She was prosecuted federally this time, with charges carrying lengthy mandatory minimum sentences.  Over her doctor’s objections and pleading, she was incarcerated until her trial, at which US District Judge Lacy Thornburg refused to allow her to assert a medical necessity defense, or to present any of her voluminous medical evidence to the jury, which guaranteed her conviction.  Judge Thornburg did show compassion for Jean in sentencing, departing downward from the mandatory minimum jail terms to a probationary sentence.  Unfortunately, the terms of probation forbid the use of cannabis for any purpose, and Jean was sent to the federal prison in Alderson, West Virginia for 10 months for refusing to cease the only therapy capable of being effective for her.

The time in prison away from her medicine and even conventional Western medical treatment nearly proved fatal for Jean.  But somehow, with the support of her loved ones, she survived, and came back home, neither chastened nor repentant.  Jean came home ready to fight.  Telling her own powerful personal story, and sharing the knowledge she’d gained over years of study of the power of cannabis, she traveled all over the country organizing and protesting and lobbying and advocating for her rights and rights of other patients to safe access to the safest medicine on Earth.

The strain of Jean’s involvement in the movement proved too much for her marriage to Steve, who though still outspoken as ever, was more content to stay at home and enjoy the freedom he felt in his Appalachian paradise.  They amicably divorced and remain the closest of friends.  So close in fact, that in the fall of 2007, Steve was serving as Jean’s caregiver when the police raided his home and discovered the garden in his basement.

Because I believe in their cause, and the Marlowes’ sacrifice and unselfish dedication to that cause, I handled Steve’s case pro bono.  The facts were set up perfectly for success.  The police could have walked up to Steve’s door and asked him if he was growing marijuana, and he’d have let them in and given them a tour.  But they chose instead to browbeat their favorite stool pigeon into signing a false affidavit saying he’d seen six foot plants in Steve’s bedroom.  The reluctant informant, who hadn’t been in Steve’s house for 10 years or more, felt so bad about what the police had forced him to do that he called Steve to apologize, and agreed to be video-taped recanting his statement.

At the suppression hearing, the informant made for a particularly bad witness, and neither of the officers who’d procured the warrant came across any better.  The Superior Court judge found that the officers had knowingly used false testimony in their search warrant applications, and granted my motion to suppress all of the evidence against Mr. Marlowe.  The District Attorney then dropped all the charges and ordered the Sheriff to return all of Mr. Marlowe’s growing equipment to him.
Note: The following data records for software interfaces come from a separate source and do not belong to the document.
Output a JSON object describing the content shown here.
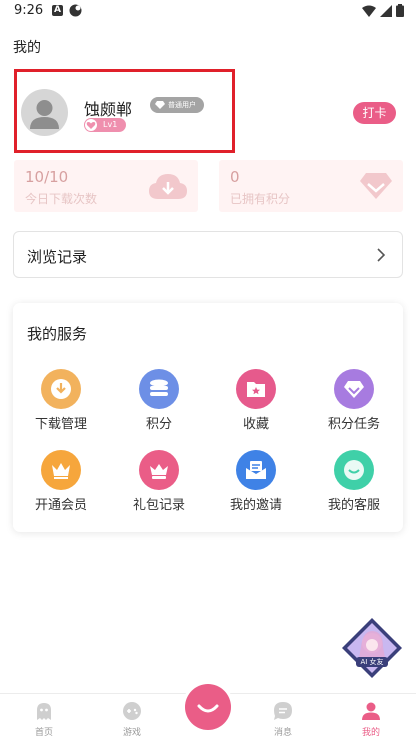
{
  "status_bar": {
    "time": "9:26",
    "a_icon_letter": "A"
  },
  "page_title": "我的",
  "profile": {
    "username": "蚀颇郸",
    "user_type": "普通用户",
    "level": "Lv1",
    "checkin_label": "打卡"
  },
  "stats": {
    "downloads_value": "10/10",
    "downloads_label": "今日下载次数",
    "points_value": "0",
    "points_label": "已拥有积分"
  },
  "history": {
    "label": "浏览记录"
  },
  "services": {
    "title": "我的服务",
    "items": [
      {
        "label": "下载管理",
        "icon": "download-icon",
        "color": "#f2b25d"
      },
      {
        "label": "积分",
        "icon": "coins-icon",
        "color": "#6d8fe6"
      },
      {
        "label": "收藏",
        "icon": "favorites-icon",
        "color": "#e65a8c"
      },
      {
        "label": "积分任务",
        "icon": "tag-icon",
        "color": "#a77be0"
      },
      {
        "label": "开通会员",
        "icon": "crown-icon",
        "color": "#f6a63c"
      },
      {
        "label": "礼包记录",
        "icon": "gift-crown-icon",
        "color": "#ea5d87"
      },
      {
        "label": "我的邀请",
        "icon": "mail-icon",
        "color": "#3f82e6"
      },
      {
        "label": "我的客服",
        "icon": "chat-icon",
        "color": "#3fd0a8"
      }
    ]
  },
  "ai_float": {
    "label": "AI 女友"
  },
  "bottom_nav": {
    "items": [
      {
        "label": "首页",
        "icon": "ghost-icon"
      },
      {
        "label": "游戏",
        "icon": "gamepad-icon"
      },
      {
        "label": "消息",
        "icon": "message-icon"
      },
      {
        "label": "我的",
        "icon": "user-icon",
        "active": true
      }
    ]
  },
  "colors": {
    "accent": "#ea5d87",
    "highlight_border": "#e0202a",
    "stat_bg": "#fff3f3"
  }
}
The courage shown by the Marlowes and other patients and caregivers convinced me to become more active in organizing the movement for safe access to medical cannabis in North Carolina. I helped Jean form the North Carolina chapter of Americans For Safe Access, as well as the North Carolina Cannabis Patients Network, of which I served as secretary and treasurer. The cause eventually led me to Raleigh, where at the behest of several North Carolina lawmakers, I drafted a bill entitled the “North Carolina Medical Marijuana Act”, which was introduced into the NC General Assembly in 2009 as HB 1380, with Rep. Earl Jones as primary sponsor.